WHAT TO WORK ON
Would you copy out each line of the records below that includes the word "JSON"?

(Website and app data records)
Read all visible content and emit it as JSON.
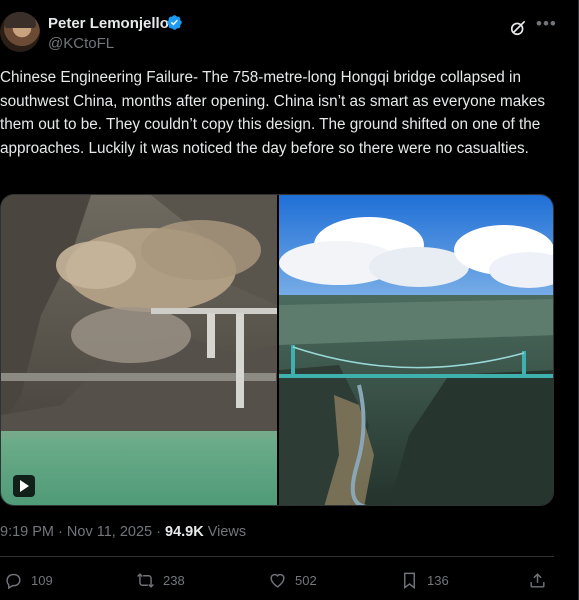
{
  "author": {
    "display_name": "Peter Lemonjello",
    "handle": "@KCtoFL"
  },
  "icons": {
    "verified": "verified-badge-icon",
    "grok": "grok-icon",
    "more": "more-icon",
    "play": "play-icon",
    "reply": "reply-icon",
    "repost": "repost-icon",
    "like": "like-icon",
    "bookmark": "bookmark-icon",
    "share": "share-icon"
  },
  "colors": {
    "background": "#000000",
    "text": "#e7e9ea",
    "muted": "#71767b",
    "verified": "#1d9bf0",
    "border": "#2f3336"
  },
  "tweet": {
    "text": "Chinese Engineering Failure- The 758-metre-long Hongqi bridge collapsed in southwest China, months after opening. China isn’t as smart as everyone makes them out to be. They couldn’t copy this design. The ground shifted on one of the approaches. Luckily it was noticed the day before so there were no casualties.",
    "time": "9:19 PM",
    "date": "Nov 11, 2025",
    "separator": "·",
    "views_count": "94.9K",
    "views_label": "Views"
  },
  "media": {
    "count": 2,
    "left_has_video": true
  },
  "actions": {
    "replies": "109",
    "reposts": "238",
    "likes": "502",
    "bookmarks": "136"
  }
}
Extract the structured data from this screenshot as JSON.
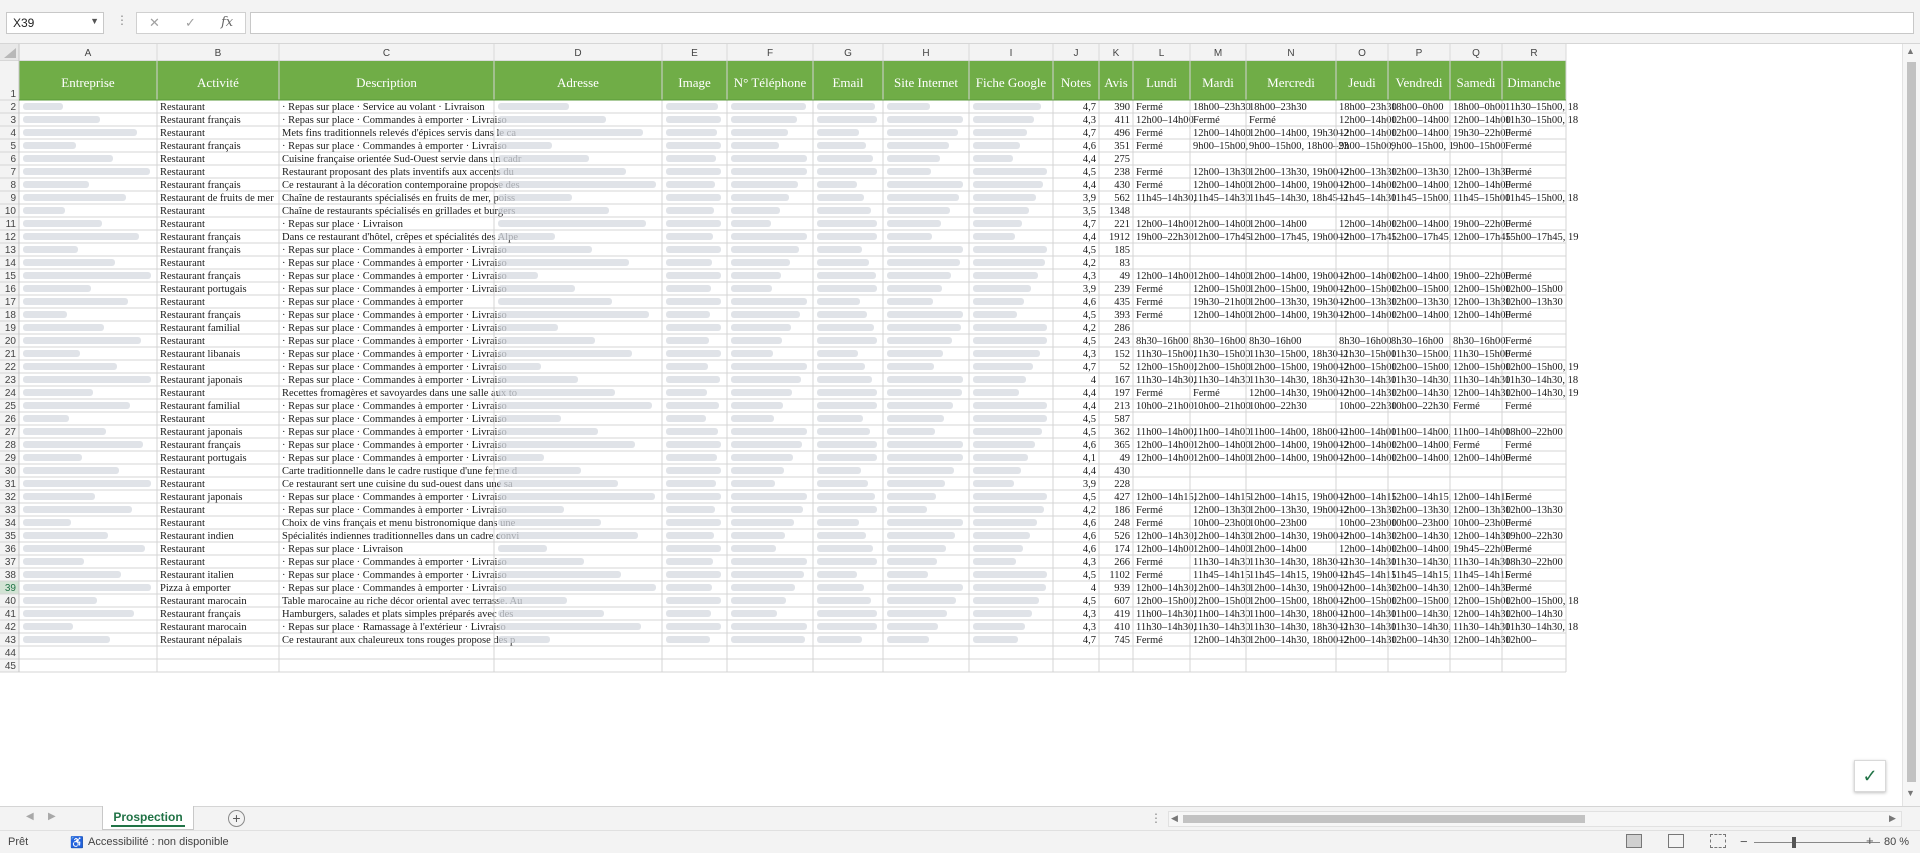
{
  "formula_bar": {
    "cell_ref": "X39",
    "formula": ""
  },
  "sheet": {
    "column_letters": [
      "A",
      "B",
      "C",
      "D",
      "E",
      "F",
      "G",
      "H",
      "I",
      "J",
      "K",
      "L",
      "M",
      "N",
      "O",
      "P",
      "Q",
      "R"
    ],
    "headers": [
      "Entreprise",
      "Activité",
      "Description",
      "Adresse",
      "Image",
      "N° Téléphone",
      "Email",
      "Site Internet",
      "Fiche Google",
      "Notes",
      "Avis",
      "Lundi",
      "Mardi",
      "Mercredi",
      "Jeudi",
      "Vendredi",
      "Samedi",
      "Dimanche"
    ],
    "header_fill": "#70ad47",
    "header_text_color": "#ffffff",
    "grid_color": "#d4d4d4",
    "row_heading_fill": "#f3f3f3",
    "selected_row": "39",
    "blurred_columns": [
      "A",
      "D",
      "E",
      "F",
      "G",
      "H",
      "I"
    ],
    "rows": [
      {
        "n": "2",
        "b": "Restaurant",
        "c": "·  Repas sur place  ·  Service au volant  ·  Livraison",
        "j": "4,7",
        "k": "390",
        "l": "Fermé",
        "m": "18h00–23h30",
        "nn": "18h00–23h30",
        "o": "18h00–23h30",
        "p": "18h00–0h00",
        "q": "18h00–0h00",
        "r": "11h30–15h00, 18"
      },
      {
        "n": "3",
        "b": "Restaurant français",
        "c": "·  Repas sur place  ·  Commandes à emporter  ·  Livraiso",
        "j": "4,3",
        "k": "411",
        "l": "12h00–14h00",
        "m": "Fermé",
        "nn": "Fermé",
        "o": "12h00–14h00",
        "p": "12h00–14h00",
        "q": "12h00–14h00",
        "r": "11h30–15h00, 18"
      },
      {
        "n": "4",
        "b": "Restaurant",
        "c": "Mets fins traditionnels relevés d'épices servis dans le ca",
        "j": "4,7",
        "k": "496",
        "l": "Fermé",
        "m": "12h00–14h00",
        "nn": "12h00–14h00, 19h30–2",
        "o": "12h00–14h00",
        "p": "12h00–14h00,",
        "q": "19h30–22h00",
        "r": "Fermé"
      },
      {
        "n": "5",
        "b": "Restaurant français",
        "c": "·  Repas sur place  ·  Commandes à emporter  ·  Livraiso",
        "j": "4,6",
        "k": "351",
        "l": "Fermé",
        "m": "9h00–15h00,",
        "nn": "9h00–15h00, 18h00–23",
        "o": "9h00–15h00,",
        "p": "9h00–15h00, 1",
        "q": "9h00–15h00",
        "r": "Fermé"
      },
      {
        "n": "6",
        "b": "Restaurant",
        "c": "Cuisine française orientée Sud-Ouest servie dans un cadr",
        "j": "4,4",
        "k": "275",
        "l": "",
        "m": "",
        "nn": "",
        "o": "",
        "p": "",
        "q": "",
        "r": ""
      },
      {
        "n": "7",
        "b": "Restaurant",
        "c": "Restaurant proposant des plats inventifs aux accents du",
        "j": "4,5",
        "k": "238",
        "l": "Fermé",
        "m": "12h00–13h30",
        "nn": "12h00–13h30, 19h00–2",
        "o": "12h00–13h30",
        "p": "12h00–13h30,",
        "q": "12h00–13h30",
        "r": "Fermé"
      },
      {
        "n": "8",
        "b": "Restaurant français",
        "c": "Ce restaurant à la décoration contemporaine propose des",
        "j": "4,4",
        "k": "430",
        "l": "Fermé",
        "m": "12h00–14h00",
        "nn": "12h00–14h00, 19h00–2",
        "o": "12h00–14h00",
        "p": "12h00–14h00,",
        "q": "12h00–14h00",
        "r": "Fermé"
      },
      {
        "n": "9",
        "b": "Restaurant de fruits de mer",
        "c": "Chaîne de restaurants spécialisés en fruits de mer, poiss",
        "j": "3,9",
        "k": "562",
        "l": "11h45–14h30,",
        "m": "11h45–14h30",
        "nn": "11h45–14h30, 18h45–2",
        "o": "11h45–14h30",
        "p": "11h45–15h00,",
        "q": "11h45–15h00",
        "r": "11h45–15h00, 18"
      },
      {
        "n": "10",
        "b": "Restaurant",
        "c": "Chaîne de restaurants spécialisés en grillades et burgers",
        "j": "3,5",
        "k": "1348",
        "l": "",
        "m": "",
        "nn": "",
        "o": "",
        "p": "",
        "q": "",
        "r": ""
      },
      {
        "n": "11",
        "b": "Restaurant",
        "c": "·  Repas sur place  ·  Livraison",
        "j": "4,7",
        "k": "221",
        "l": "12h00–14h00",
        "m": "12h00–14h00",
        "nn": "12h00–14h00",
        "o": "12h00–14h00",
        "p": "12h00–14h00,",
        "q": "19h00–22h00",
        "r": "Fermé"
      },
      {
        "n": "12",
        "b": "Restaurant français",
        "c": "Dans ce restaurant d'hôtel, crêpes et spécialités des Alpe",
        "j": "4,4",
        "k": "1912",
        "l": "19h00–22h30",
        "m": "12h00–17h45",
        "nn": "12h00–17h45, 19h00–2",
        "o": "12h00–17h45",
        "p": "12h00–17h45,",
        "q": "12h00–17h45",
        "r": "15h00–17h45, 19"
      },
      {
        "n": "13",
        "b": "Restaurant français",
        "c": "·  Repas sur place  ·  Commandes à emporter  ·  Livraiso",
        "j": "4,5",
        "k": "185",
        "l": "",
        "m": "",
        "nn": "",
        "o": "",
        "p": "",
        "q": "",
        "r": ""
      },
      {
        "n": "14",
        "b": "Restaurant",
        "c": "·  Repas sur place  ·  Commandes à emporter  ·  Livraiso",
        "j": "4,2",
        "k": "83",
        "l": "",
        "m": "",
        "nn": "",
        "o": "",
        "p": "",
        "q": "",
        "r": ""
      },
      {
        "n": "15",
        "b": "Restaurant français",
        "c": "·  Repas sur place  ·  Commandes à emporter  ·  Livraiso",
        "j": "4,3",
        "k": "49",
        "l": "12h00–14h00",
        "m": "12h00–14h00",
        "nn": "12h00–14h00, 19h00–2",
        "o": "12h00–14h00",
        "p": "12h00–14h00,",
        "q": "19h00–22h00",
        "r": "Fermé"
      },
      {
        "n": "16",
        "b": "Restaurant portugais",
        "c": "·  Repas sur place  ·  Commandes à emporter  ·  Livraiso",
        "j": "3,9",
        "k": "239",
        "l": "Fermé",
        "m": "12h00–15h00",
        "nn": "12h00–15h00, 19h00–2",
        "o": "12h00–15h00",
        "p": "12h00–15h00,",
        "q": "12h00–15h00",
        "r": "12h00–15h00"
      },
      {
        "n": "17",
        "b": "Restaurant",
        "c": "·  Repas sur place  ·  Commandes à emporter",
        "j": "4,6",
        "k": "435",
        "l": "Fermé",
        "m": "19h30–21h00",
        "nn": "12h00–13h30, 19h30–2",
        "o": "12h00–13h30",
        "p": "12h00–13h30,",
        "q": "12h00–13h30",
        "r": "12h00–13h30"
      },
      {
        "n": "18",
        "b": "Restaurant français",
        "c": "·  Repas sur place  ·  Commandes à emporter  ·  Livraiso",
        "j": "4,5",
        "k": "393",
        "l": "Fermé",
        "m": "12h00–14h00",
        "nn": "12h00–14h00, 19h30–2",
        "o": "12h00–14h00",
        "p": "12h00–14h00,",
        "q": "12h00–14h00",
        "r": "Fermé"
      },
      {
        "n": "19",
        "b": "Restaurant familial",
        "c": "·  Repas sur place  ·  Commandes à emporter  ·  Livraiso",
        "j": "4,2",
        "k": "286",
        "l": "",
        "m": "",
        "nn": "",
        "o": "",
        "p": "",
        "q": "",
        "r": ""
      },
      {
        "n": "20",
        "b": "Restaurant",
        "c": "·  Repas sur place  ·  Commandes à emporter  ·  Livraiso",
        "j": "4,5",
        "k": "243",
        "l": "8h30–16h00",
        "m": "8h30–16h00",
        "nn": "8h30–16h00",
        "o": "8h30–16h00",
        "p": "8h30–16h00",
        "q": "8h30–16h00",
        "r": "Fermé"
      },
      {
        "n": "21",
        "b": "Restaurant libanais",
        "c": "·  Repas sur place  ·  Commandes à emporter  ·  Livraiso",
        "j": "4,3",
        "k": "152",
        "l": "11h30–15h00,",
        "m": "11h30–15h00",
        "nn": "11h30–15h00, 18h30–2",
        "o": "11h30–15h00",
        "p": "11h30–15h00,",
        "q": "11h30–15h00",
        "r": "Fermé"
      },
      {
        "n": "22",
        "b": "Restaurant",
        "c": "·  Repas sur place  ·  Commandes à emporter  ·  Livraiso",
        "j": "4,7",
        "k": "52",
        "l": "12h00–15h00,",
        "m": "12h00–15h00",
        "nn": "12h00–15h00, 19h00–2",
        "o": "12h00–15h00",
        "p": "12h00–15h00,",
        "q": "12h00–15h00",
        "r": "12h00–15h00, 19"
      },
      {
        "n": "23",
        "b": "Restaurant japonais",
        "c": "·  Repas sur place  ·  Commandes à emporter  ·  Livraiso",
        "j": "4",
        "k": "167",
        "l": "11h30–14h30,",
        "m": "11h30–14h30",
        "nn": "11h30–14h30, 18h30–2",
        "o": "11h30–14h30",
        "p": "11h30–14h30,",
        "q": "11h30–14h30",
        "r": "11h30–14h30, 18"
      },
      {
        "n": "24",
        "b": "Restaurant",
        "c": "Recettes fromagères et savoyardes dans une salle aux to",
        "j": "4,4",
        "k": "197",
        "l": "Fermé",
        "m": "Fermé",
        "nn": "12h00–14h30, 19h00–2",
        "o": "12h00–14h30",
        "p": "12h00–14h30,",
        "q": "12h00–14h30",
        "r": "12h00–14h30, 19"
      },
      {
        "n": "25",
        "b": "Restaurant familial",
        "c": "·  Repas sur place  ·  Commandes à emporter  ·  Livraiso",
        "j": "4,4",
        "k": "213",
        "l": "10h00–21h00",
        "m": "10h00–21h00",
        "nn": "10h00–22h30",
        "o": "10h00–22h30",
        "p": "10h00–22h30",
        "q": "Fermé",
        "r": "Fermé"
      },
      {
        "n": "26",
        "b": "Restaurant",
        "c": "·  Repas sur place  ·  Commandes à emporter  ·  Livraiso",
        "j": "4,5",
        "k": "587",
        "l": "",
        "m": "",
        "nn": "",
        "o": "",
        "p": "",
        "q": "",
        "r": ""
      },
      {
        "n": "27",
        "b": "Restaurant japonais",
        "c": "·  Repas sur place  ·  Commandes à emporter  ·  Livraiso",
        "j": "4,5",
        "k": "362",
        "l": "11h00–14h00,",
        "m": "11h00–14h00",
        "nn": "11h00–14h00, 18h00–2",
        "o": "11h00–14h00",
        "p": "11h00–14h00,",
        "q": "11h00–14h00",
        "r": "18h00–22h00"
      },
      {
        "n": "28",
        "b": "Restaurant français",
        "c": "·  Repas sur place  ·  Commandes à emporter  ·  Livraiso",
        "j": "4,6",
        "k": "365",
        "l": "12h00–14h00",
        "m": "12h00–14h00",
        "nn": "12h00–14h00, 19h00–2",
        "o": "12h00–14h00",
        "p": "12h00–14h00,",
        "q": "Fermé",
        "r": "Fermé"
      },
      {
        "n": "29",
        "b": "Restaurant portugais",
        "c": "·  Repas sur place  ·  Commandes à emporter  ·  Livraiso",
        "j": "4,1",
        "k": "49",
        "l": "12h00–14h00",
        "m": "12h00–14h00",
        "nn": "12h00–14h00, 19h00–2",
        "o": "12h00–14h00",
        "p": "12h00–14h00,",
        "q": "12h00–14h00",
        "r": "Fermé"
      },
      {
        "n": "30",
        "b": "Restaurant",
        "c": "Carte traditionnelle dans le cadre rustique d'une ferme d",
        "j": "4,4",
        "k": "430",
        "l": "",
        "m": "",
        "nn": "",
        "o": "",
        "p": "",
        "q": "",
        "r": ""
      },
      {
        "n": "31",
        "b": "Restaurant",
        "c": "Ce restaurant sert une cuisine du sud-ouest dans une sa",
        "j": "3,9",
        "k": "228",
        "l": "",
        "m": "",
        "nn": "",
        "o": "",
        "p": "",
        "q": "",
        "r": ""
      },
      {
        "n": "32",
        "b": "Restaurant japonais",
        "c": "·  Repas sur place  ·  Commandes à emporter  ·  Livraiso",
        "j": "4,5",
        "k": "427",
        "l": "12h00–14h15,",
        "m": "12h00–14h15",
        "nn": "12h00–14h15, 19h00–2",
        "o": "12h00–14h15",
        "p": "12h00–14h15,",
        "q": "12h00–14h15",
        "r": "Fermé"
      },
      {
        "n": "33",
        "b": "Restaurant",
        "c": "·  Repas sur place  ·  Commandes à emporter  ·  Livraiso",
        "j": "4,2",
        "k": "186",
        "l": "Fermé",
        "m": "12h00–13h30",
        "nn": "12h00–13h30, 19h00–2",
        "o": "12h00–13h30",
        "p": "12h00–13h30,",
        "q": "12h00–13h30",
        "r": "12h00–13h30"
      },
      {
        "n": "34",
        "b": "Restaurant",
        "c": "Choix de vins français et menu bistronomique dans une",
        "j": "4,6",
        "k": "248",
        "l": "Fermé",
        "m": "10h00–23h00",
        "nn": "10h00–23h00",
        "o": "10h00–23h00",
        "p": "10h00–23h00",
        "q": "10h00–23h00",
        "r": "Fermé"
      },
      {
        "n": "35",
        "b": "Restaurant indien",
        "c": "Spécialités indiennes traditionnelles dans un cadre convi",
        "j": "4,6",
        "k": "526",
        "l": "12h00–14h30,",
        "m": "12h00–14h30",
        "nn": "12h00–14h30, 19h00–2",
        "o": "12h00–14h30",
        "p": "12h00–14h30,",
        "q": "12h00–14h30",
        "r": "19h00–22h30"
      },
      {
        "n": "36",
        "b": "Restaurant",
        "c": "·  Repas sur place  ·  Livraison",
        "j": "4,6",
        "k": "174",
        "l": "12h00–14h00",
        "m": "12h00–14h00",
        "nn": "12h00–14h00",
        "o": "12h00–14h00",
        "p": "12h00–14h00,",
        "q": "19h45–22h00",
        "r": "Fermé"
      },
      {
        "n": "37",
        "b": "Restaurant",
        "c": "·  Repas sur place  ·  Commandes à emporter  ·  Livraiso",
        "j": "4,3",
        "k": "266",
        "l": "Fermé",
        "m": "11h30–14h30",
        "nn": "11h30–14h30, 18h30–2",
        "o": "11h30–14h30",
        "p": "11h30–14h30,",
        "q": "11h30–14h30",
        "r": "18h30–22h00"
      },
      {
        "n": "38",
        "b": "Restaurant italien",
        "c": "·  Repas sur place  ·  Commandes à emporter  ·  Livraiso",
        "j": "4,5",
        "k": "1102",
        "l": "Fermé",
        "m": "11h45–14h15",
        "nn": "11h45–14h15, 19h00–2",
        "o": "11h45–14h15",
        "p": "11h45–14h15,",
        "q": "11h45–14h15",
        "r": "Fermé"
      },
      {
        "n": "39",
        "b": "Pizza à emporter",
        "c": "·  Repas sur place  ·  Commandes à emporter  ·  Livraiso",
        "j": "4",
        "k": "939",
        "l": "12h00–14h30,",
        "m": "12h00–14h30",
        "nn": "12h00–14h30, 19h00–2",
        "o": "12h00–14h30",
        "p": "12h00–14h30,",
        "q": "12h00–14h30",
        "r": "Fermé"
      },
      {
        "n": "40",
        "b": "Restaurant marocain",
        "c": "Table marocaine au riche décor oriental avec terrasse. Au",
        "j": "4,5",
        "k": "607",
        "l": "12h00–15h00,",
        "m": "12h00–15h00",
        "nn": "12h00–15h00, 18h00–2",
        "o": "12h00–15h00",
        "p": "12h00–15h00,",
        "q": "12h00–15h00",
        "r": "12h00–15h00, 18"
      },
      {
        "n": "41",
        "b": "Restaurant français",
        "c": "Hamburgers, salades et plats simples préparés avec des",
        "j": "4,3",
        "k": "419",
        "l": "11h00–14h30,",
        "m": "11h00–14h30",
        "nn": "11h00–14h30, 18h00–2",
        "o": "11h00–14h30",
        "p": "11h00–14h30,",
        "q": "12h00–14h30",
        "r": "12h00–14h30"
      },
      {
        "n": "42",
        "b": "Restaurant marocain",
        "c": "·  Repas sur place  ·  Ramassage à l'extérieur  ·  Livraiso",
        "j": "4,3",
        "k": "410",
        "l": "11h30–14h30,",
        "m": "11h30–14h30",
        "nn": "11h30–14h30, 18h30–2",
        "o": "11h30–14h30",
        "p": "11h30–14h30,",
        "q": "11h30–14h30",
        "r": "11h30–14h30, 18"
      },
      {
        "n": "43",
        "b": "Restaurant népalais",
        "c": "Ce restaurant aux chaleureux tons rouges propose des p",
        "j": "4,7",
        "k": "745",
        "l": "Fermé",
        "m": "12h00–14h30",
        "nn": "12h00–14h30, 18h00–2",
        "o": "12h00–14h30",
        "p": "12h00–14h30,",
        "q": "12h00–14h30",
        "r": "12h00–"
      },
      {
        "n": "44",
        "b": "",
        "c": "",
        "j": "",
        "k": "",
        "l": "",
        "m": "",
        "nn": "",
        "o": "",
        "p": "",
        "q": "",
        "r": ""
      },
      {
        "n": "45",
        "b": "",
        "c": "",
        "j": "",
        "k": "",
        "l": "",
        "m": "",
        "nn": "",
        "o": "",
        "p": "",
        "q": "",
        "r": ""
      }
    ]
  },
  "tabs": {
    "active": "Prospection",
    "add_icon": "plus-circle-icon"
  },
  "status": {
    "ready": "Prêt",
    "accessibility": "Accessibilité : non disponible",
    "zoom": "80 %"
  }
}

RESULT
Read all visible content and emit it as JSON.
Extract the structured data from this screenshot as JSON.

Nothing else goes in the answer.